» **ASSIGNED TASK**
Search the material and gather each line with "true" in it.

» **RECORD SET**
=== Section Start ===
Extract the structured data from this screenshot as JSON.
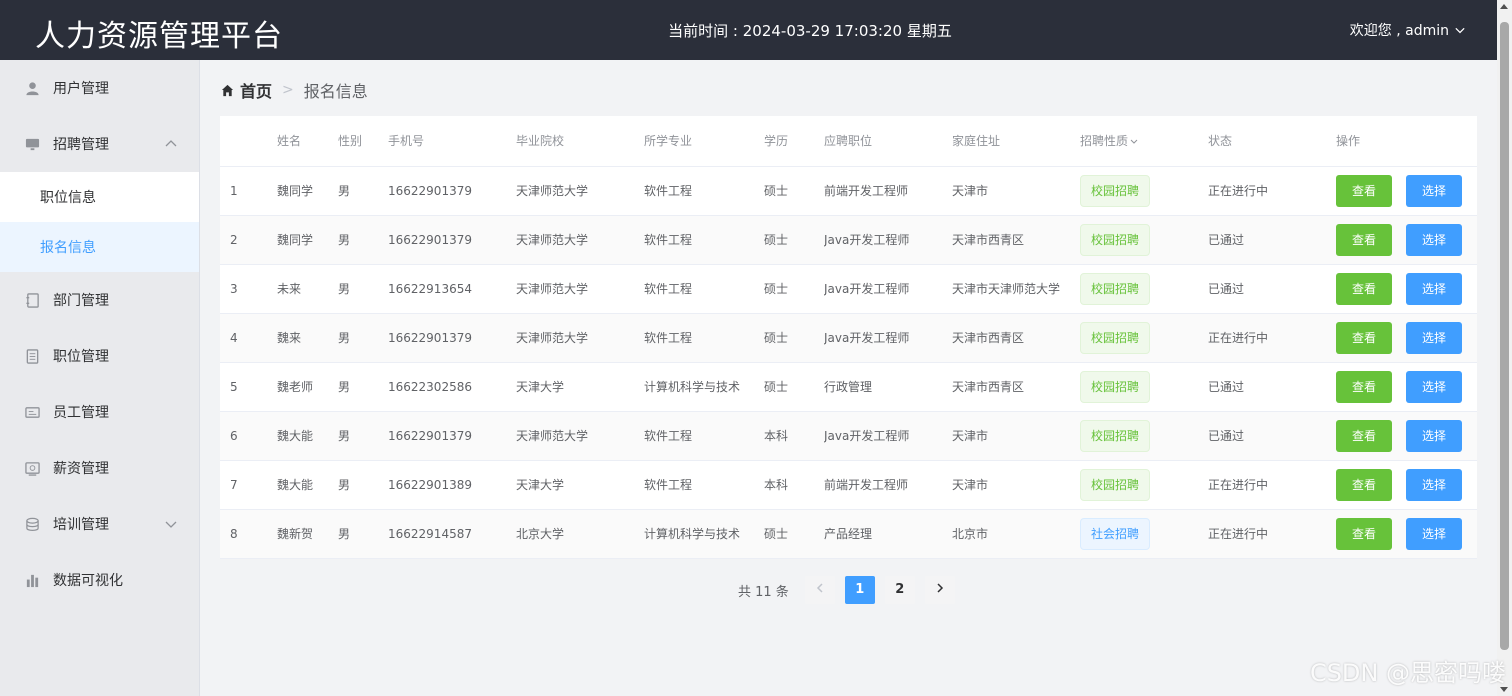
{
  "header": {
    "title": "人力资源管理平台",
    "clock": "当前时间 : 2024-03-29 17:03:20 星期五",
    "user": "欢迎您 , admin"
  },
  "sidebar": {
    "items": [
      {
        "label": "用户管理",
        "icon": "user-icon"
      },
      {
        "label": "招聘管理",
        "icon": "monitor-icon",
        "expanded": true,
        "children": [
          {
            "label": "职位信息"
          },
          {
            "label": "报名信息",
            "active": true
          }
        ]
      },
      {
        "label": "部门管理",
        "icon": "notebook-icon"
      },
      {
        "label": "职位管理",
        "icon": "document-icon"
      },
      {
        "label": "员工管理",
        "icon": "id-card-icon"
      },
      {
        "label": "薪资管理",
        "icon": "wallet-icon"
      },
      {
        "label": "培训管理",
        "icon": "coin-icon",
        "collapsed": true
      },
      {
        "label": "数据可视化",
        "icon": "bar-chart-icon"
      }
    ]
  },
  "breadcrumb": {
    "home": "首页",
    "current": "报名信息"
  },
  "table": {
    "columns": [
      "",
      "姓名",
      "性别",
      "手机号",
      "毕业院校",
      "所学专业",
      "学历",
      "应聘职位",
      "家庭住址",
      "招聘性质",
      "状态",
      "操作"
    ],
    "rows": [
      {
        "idx": "1",
        "name": "魏同学",
        "gender": "男",
        "phone": "16622901379",
        "school": "天津师范大学",
        "major": "软件工程",
        "degree": "硕士",
        "position": "前端开发工程师",
        "address": "天津市",
        "type": "校园招聘",
        "status": "正在进行中"
      },
      {
        "idx": "2",
        "name": "魏同学",
        "gender": "男",
        "phone": "16622901379",
        "school": "天津师范大学",
        "major": "软件工程",
        "degree": "硕士",
        "position": "Java开发工程师",
        "address": "天津市西青区",
        "type": "校园招聘",
        "status": "已通过"
      },
      {
        "idx": "3",
        "name": "未来",
        "gender": "男",
        "phone": "16622913654",
        "school": "天津师范大学",
        "major": "软件工程",
        "degree": "硕士",
        "position": "Java开发工程师",
        "address": "天津市天津师范大学",
        "type": "校园招聘",
        "status": "已通过"
      },
      {
        "idx": "4",
        "name": "魏来",
        "gender": "男",
        "phone": "16622901379",
        "school": "天津师范大学",
        "major": "软件工程",
        "degree": "硕士",
        "position": "Java开发工程师",
        "address": "天津市西青区",
        "type": "校园招聘",
        "status": "正在进行中"
      },
      {
        "idx": "5",
        "name": "魏老师",
        "gender": "男",
        "phone": "16622302586",
        "school": "天津大学",
        "major": "计算机科学与技术",
        "degree": "硕士",
        "position": "行政管理",
        "address": "天津市西青区",
        "type": "校园招聘",
        "status": "已通过"
      },
      {
        "idx": "6",
        "name": "魏大能",
        "gender": "男",
        "phone": "16622901379",
        "school": "天津师范大学",
        "major": "软件工程",
        "degree": "本科",
        "position": "Java开发工程师",
        "address": "天津市",
        "type": "校园招聘",
        "status": "已通过"
      },
      {
        "idx": "7",
        "name": "魏大能",
        "gender": "男",
        "phone": "16622901389",
        "school": "天津大学",
        "major": "软件工程",
        "degree": "本科",
        "position": "前端开发工程师",
        "address": "天津市",
        "type": "校园招聘",
        "status": "正在进行中"
      },
      {
        "idx": "8",
        "name": "魏新贺",
        "gender": "男",
        "phone": "16622914587",
        "school": "北京大学",
        "major": "计算机科学与技术",
        "degree": "硕士",
        "position": "产品经理",
        "address": "北京市",
        "type": "社会招聘",
        "status": "正在进行中"
      }
    ],
    "view_label": "查看",
    "select_label": "选择"
  },
  "pagination": {
    "total": "共 11 条",
    "pages": [
      "1",
      "2"
    ],
    "current": "1"
  },
  "watermark": "CSDN @思密吗喽",
  "colors": {
    "header_bg": "#2b2f3a",
    "primary": "#409eff",
    "success": "#67c23a"
  }
}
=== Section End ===
» **RESULT**
        "expanded": true,
            "active": true
        "collapsed": true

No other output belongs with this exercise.